What to do: Among the records below, which lines contain the string "Επικοινωνία"? Report them.

Extracted material:
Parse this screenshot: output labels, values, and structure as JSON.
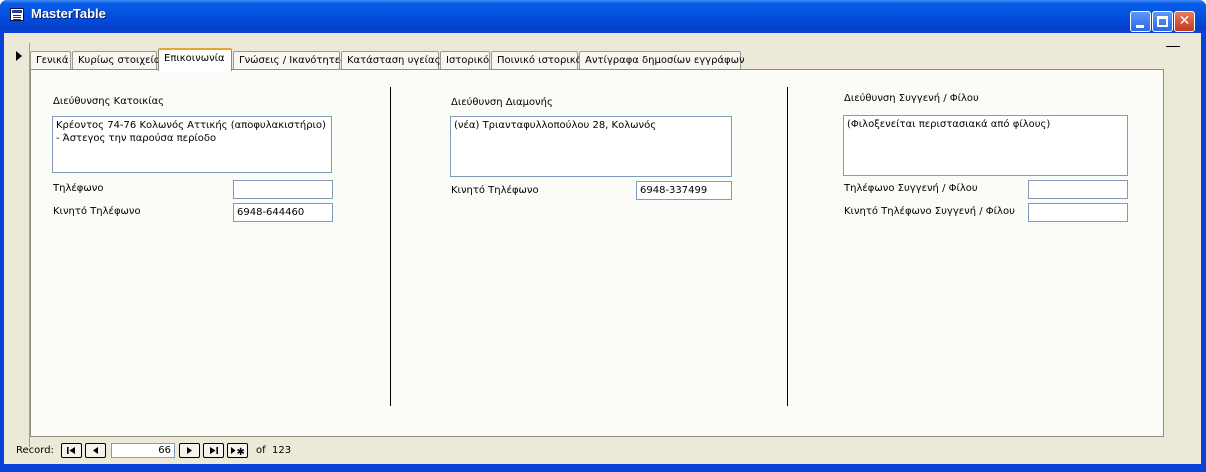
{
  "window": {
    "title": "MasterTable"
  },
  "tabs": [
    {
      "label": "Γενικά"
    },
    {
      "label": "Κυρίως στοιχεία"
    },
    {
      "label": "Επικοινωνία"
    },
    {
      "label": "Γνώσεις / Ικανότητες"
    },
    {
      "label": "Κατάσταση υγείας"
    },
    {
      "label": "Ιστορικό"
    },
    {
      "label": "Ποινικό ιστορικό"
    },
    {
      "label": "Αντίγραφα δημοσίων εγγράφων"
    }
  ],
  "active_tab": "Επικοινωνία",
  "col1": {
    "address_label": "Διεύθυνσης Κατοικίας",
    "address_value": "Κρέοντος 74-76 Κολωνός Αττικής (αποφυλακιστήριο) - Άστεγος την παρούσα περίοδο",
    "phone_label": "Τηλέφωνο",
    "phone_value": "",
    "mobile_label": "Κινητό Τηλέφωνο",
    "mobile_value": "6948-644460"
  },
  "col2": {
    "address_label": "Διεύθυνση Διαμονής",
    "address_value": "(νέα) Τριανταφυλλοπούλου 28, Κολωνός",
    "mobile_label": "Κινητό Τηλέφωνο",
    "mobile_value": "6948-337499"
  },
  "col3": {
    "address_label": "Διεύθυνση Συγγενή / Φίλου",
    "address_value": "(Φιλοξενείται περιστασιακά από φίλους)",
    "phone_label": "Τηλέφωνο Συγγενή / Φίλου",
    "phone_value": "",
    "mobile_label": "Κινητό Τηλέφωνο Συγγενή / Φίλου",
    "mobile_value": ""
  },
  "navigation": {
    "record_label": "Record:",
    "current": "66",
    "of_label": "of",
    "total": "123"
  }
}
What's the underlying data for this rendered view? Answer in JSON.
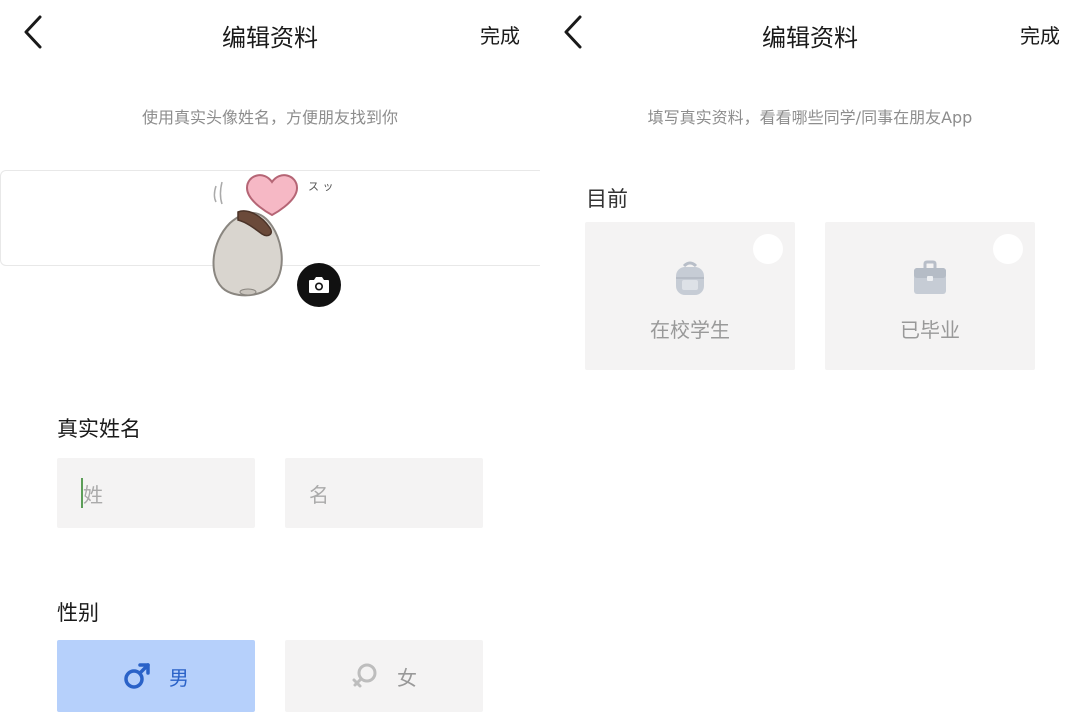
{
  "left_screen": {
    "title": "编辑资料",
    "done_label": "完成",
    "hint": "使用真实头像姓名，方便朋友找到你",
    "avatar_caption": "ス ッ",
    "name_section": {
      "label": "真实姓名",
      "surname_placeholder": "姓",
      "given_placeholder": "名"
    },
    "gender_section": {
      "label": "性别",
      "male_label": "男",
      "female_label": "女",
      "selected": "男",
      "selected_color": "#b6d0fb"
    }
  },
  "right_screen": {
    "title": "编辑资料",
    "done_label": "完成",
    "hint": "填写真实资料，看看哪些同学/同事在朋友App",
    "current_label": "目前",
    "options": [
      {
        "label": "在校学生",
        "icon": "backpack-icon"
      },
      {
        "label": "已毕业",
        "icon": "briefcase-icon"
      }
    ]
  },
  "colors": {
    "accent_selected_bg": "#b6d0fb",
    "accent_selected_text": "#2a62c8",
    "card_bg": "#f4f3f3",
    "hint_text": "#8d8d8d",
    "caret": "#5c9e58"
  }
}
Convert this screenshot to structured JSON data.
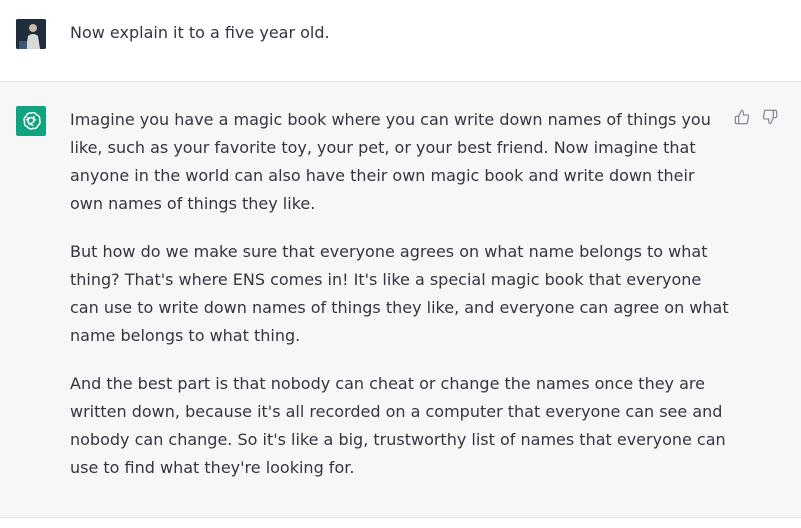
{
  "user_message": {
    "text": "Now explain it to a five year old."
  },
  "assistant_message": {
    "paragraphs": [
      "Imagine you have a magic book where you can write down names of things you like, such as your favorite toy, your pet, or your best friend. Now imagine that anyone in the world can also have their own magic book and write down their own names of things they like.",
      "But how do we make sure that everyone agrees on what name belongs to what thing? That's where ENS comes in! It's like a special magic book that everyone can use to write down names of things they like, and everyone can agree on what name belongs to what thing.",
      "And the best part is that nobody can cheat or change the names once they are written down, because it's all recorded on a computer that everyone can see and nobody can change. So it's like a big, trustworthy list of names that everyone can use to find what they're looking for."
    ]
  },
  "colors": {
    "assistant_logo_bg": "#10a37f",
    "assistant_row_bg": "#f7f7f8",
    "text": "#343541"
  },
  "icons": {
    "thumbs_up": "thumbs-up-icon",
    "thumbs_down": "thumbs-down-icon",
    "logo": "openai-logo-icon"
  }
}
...
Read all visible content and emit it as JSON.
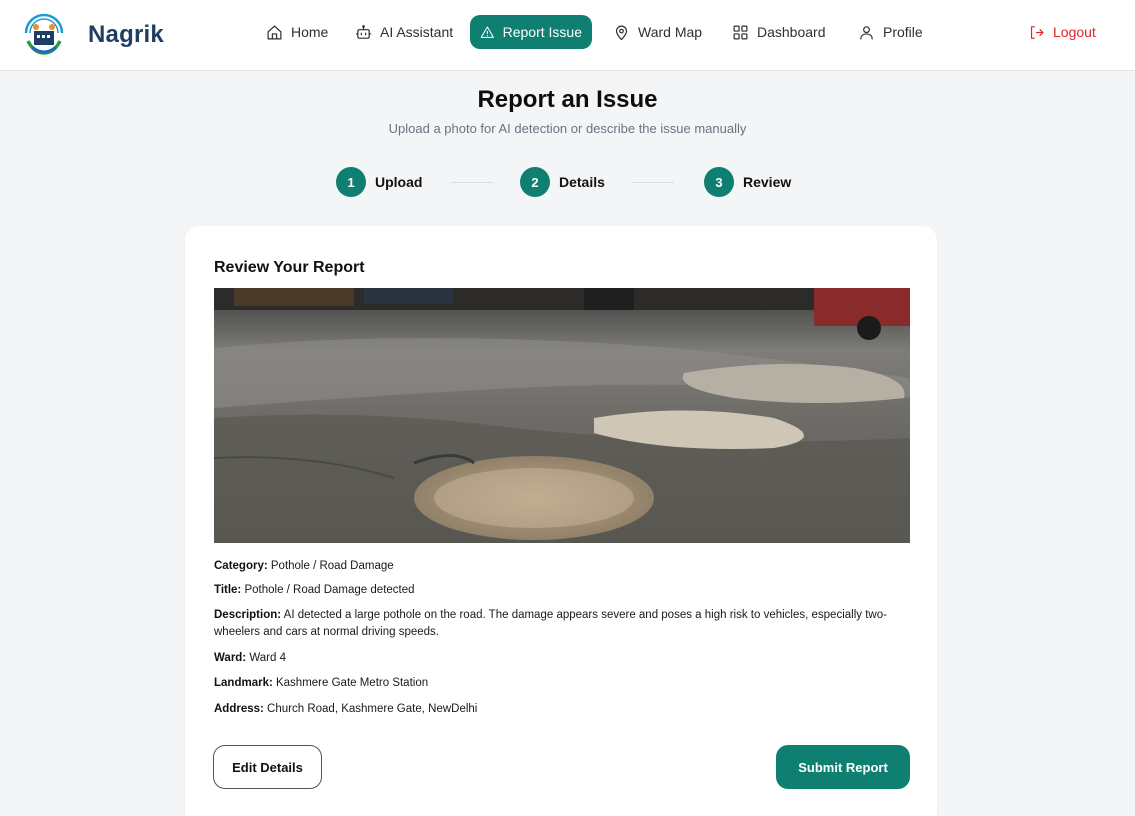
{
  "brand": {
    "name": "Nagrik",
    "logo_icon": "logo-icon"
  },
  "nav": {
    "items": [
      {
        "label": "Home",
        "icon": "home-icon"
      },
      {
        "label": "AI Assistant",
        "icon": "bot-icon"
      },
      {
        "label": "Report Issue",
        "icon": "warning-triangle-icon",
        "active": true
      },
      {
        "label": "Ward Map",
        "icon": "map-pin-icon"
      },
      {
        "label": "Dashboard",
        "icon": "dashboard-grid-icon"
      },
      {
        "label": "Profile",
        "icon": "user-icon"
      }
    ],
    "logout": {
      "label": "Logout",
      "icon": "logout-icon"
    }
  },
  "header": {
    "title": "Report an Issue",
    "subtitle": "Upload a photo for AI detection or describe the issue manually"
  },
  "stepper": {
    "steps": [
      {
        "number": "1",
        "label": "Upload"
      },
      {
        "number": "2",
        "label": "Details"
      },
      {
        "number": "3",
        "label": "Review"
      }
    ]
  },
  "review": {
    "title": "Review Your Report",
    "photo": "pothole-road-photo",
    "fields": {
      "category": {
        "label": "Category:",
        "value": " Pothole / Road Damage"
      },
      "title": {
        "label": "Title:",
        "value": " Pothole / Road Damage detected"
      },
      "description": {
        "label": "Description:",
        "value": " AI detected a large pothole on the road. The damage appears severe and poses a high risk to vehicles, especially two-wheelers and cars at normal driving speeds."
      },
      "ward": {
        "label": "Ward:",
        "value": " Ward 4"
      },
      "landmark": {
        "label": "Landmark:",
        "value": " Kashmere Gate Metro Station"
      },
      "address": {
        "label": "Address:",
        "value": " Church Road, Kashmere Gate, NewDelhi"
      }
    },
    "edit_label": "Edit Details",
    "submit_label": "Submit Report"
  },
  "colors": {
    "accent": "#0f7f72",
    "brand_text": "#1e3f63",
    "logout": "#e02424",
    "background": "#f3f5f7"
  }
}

Exercise result:
      "label": "Επικοινωνία"
  "active_tab": "Επικοινωνία",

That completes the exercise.